** Opening Records supplied block **
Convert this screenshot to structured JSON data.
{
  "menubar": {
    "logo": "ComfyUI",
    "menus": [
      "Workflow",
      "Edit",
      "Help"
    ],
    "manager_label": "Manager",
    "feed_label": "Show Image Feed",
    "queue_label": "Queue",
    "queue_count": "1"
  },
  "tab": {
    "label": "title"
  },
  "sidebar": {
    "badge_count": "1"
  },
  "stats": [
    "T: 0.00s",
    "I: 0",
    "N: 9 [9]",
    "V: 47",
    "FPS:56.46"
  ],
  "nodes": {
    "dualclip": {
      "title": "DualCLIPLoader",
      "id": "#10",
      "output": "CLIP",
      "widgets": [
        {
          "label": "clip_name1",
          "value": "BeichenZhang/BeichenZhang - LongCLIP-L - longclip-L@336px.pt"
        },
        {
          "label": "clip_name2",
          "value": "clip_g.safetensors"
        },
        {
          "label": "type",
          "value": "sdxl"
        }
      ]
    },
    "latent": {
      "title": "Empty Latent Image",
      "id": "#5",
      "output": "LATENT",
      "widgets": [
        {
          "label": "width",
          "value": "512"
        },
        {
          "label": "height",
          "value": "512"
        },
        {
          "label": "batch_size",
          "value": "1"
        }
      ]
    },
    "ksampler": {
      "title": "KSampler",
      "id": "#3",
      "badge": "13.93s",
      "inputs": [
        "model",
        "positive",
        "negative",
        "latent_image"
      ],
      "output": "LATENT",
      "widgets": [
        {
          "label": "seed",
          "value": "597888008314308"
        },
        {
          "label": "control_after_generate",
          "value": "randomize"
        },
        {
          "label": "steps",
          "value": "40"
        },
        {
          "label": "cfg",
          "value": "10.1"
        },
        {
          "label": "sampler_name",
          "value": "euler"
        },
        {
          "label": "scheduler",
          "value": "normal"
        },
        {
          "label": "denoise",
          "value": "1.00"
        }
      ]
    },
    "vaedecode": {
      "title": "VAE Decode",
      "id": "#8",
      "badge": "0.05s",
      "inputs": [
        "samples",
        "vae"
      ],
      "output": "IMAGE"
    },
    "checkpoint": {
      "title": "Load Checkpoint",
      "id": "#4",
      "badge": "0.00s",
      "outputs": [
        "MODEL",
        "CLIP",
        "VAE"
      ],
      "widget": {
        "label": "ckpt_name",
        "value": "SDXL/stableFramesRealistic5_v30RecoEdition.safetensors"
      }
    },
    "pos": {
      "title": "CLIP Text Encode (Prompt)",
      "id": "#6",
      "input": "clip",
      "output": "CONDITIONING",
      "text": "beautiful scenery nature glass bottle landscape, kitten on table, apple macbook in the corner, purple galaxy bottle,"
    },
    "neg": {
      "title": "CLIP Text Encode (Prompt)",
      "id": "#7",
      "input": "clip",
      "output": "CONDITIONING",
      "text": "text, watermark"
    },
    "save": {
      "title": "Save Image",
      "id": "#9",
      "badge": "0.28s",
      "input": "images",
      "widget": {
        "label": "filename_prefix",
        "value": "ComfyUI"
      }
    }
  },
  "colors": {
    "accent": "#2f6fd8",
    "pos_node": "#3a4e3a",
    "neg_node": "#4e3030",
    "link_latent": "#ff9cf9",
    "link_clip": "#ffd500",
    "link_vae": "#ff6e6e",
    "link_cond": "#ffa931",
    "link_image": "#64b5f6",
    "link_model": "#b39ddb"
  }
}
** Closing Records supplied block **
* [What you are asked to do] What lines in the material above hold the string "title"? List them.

* [Finished task]
    "label": "title"
      "title": "DualCLIPLoader",
      "title": "Empty Latent Image",
      "title": "KSampler",
      "title": "VAE Decode",
      "title": "Load Checkpoint",
      "title": "CLIP Text Encode (Prompt)",
      "title": "CLIP Text Encode (Prompt)",
      "title": "Save Image",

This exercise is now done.